Can you share a bit about your personal experience with food addiction?
Dr. T.: Like many people, I did the yo-yo dieting, I was 240 pounds. I’m now just under 140. But at 240, it would go down, go up, go down, go up and I felt really hopeless and like I couldn’t control it. Now that I understand that this is an addiction and treated it like an addiction, it freed me from the hold that it had on me. It also enabled me to stabilize weight in a way that drugs and surgery cannot do. So if you want to have a solution that will maintain weight and relieve you of the obsession to want to eat all the time, you need to buy into this concept of food addiction.
Every day when I sit down at my meal, I’m not sitting there thinking, ‘I wish I could have that ice cream cone that I used to have.’ I’m thinking to myself, ‘I love these roasted Brussels sprouts and I love the greens that I’ve made.’ I love that food because I don’t have the junk food that robs you of the flavour and takes away your tastebuds.
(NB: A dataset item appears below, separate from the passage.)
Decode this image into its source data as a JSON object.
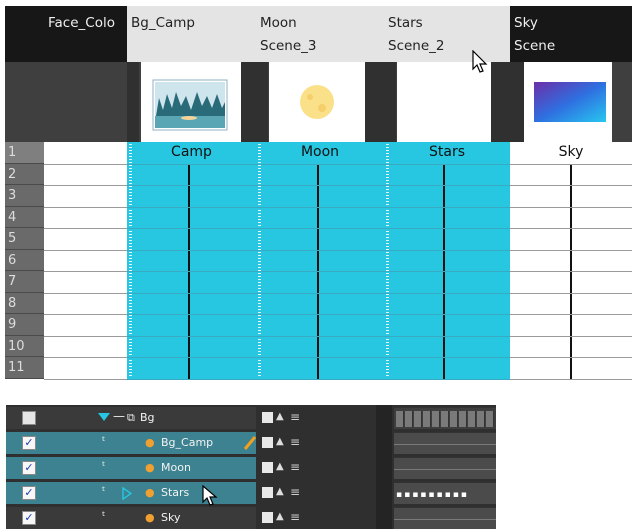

Now I really enjoy healthy foods in a way that I couldn’t have imagined before. So it’s a life of enjoying food that also comes with good sleep, stability and mental stability. How can you not want that?
Read the other interviews in the series: Gillian Mandich, happiness expert, on what it takes to be happy, Dr. Sean Wharton, who envisions a future of obesity management that looks very different and Tedi Nikova, a weight loss focused on helping people improve unhealthy relationships with food.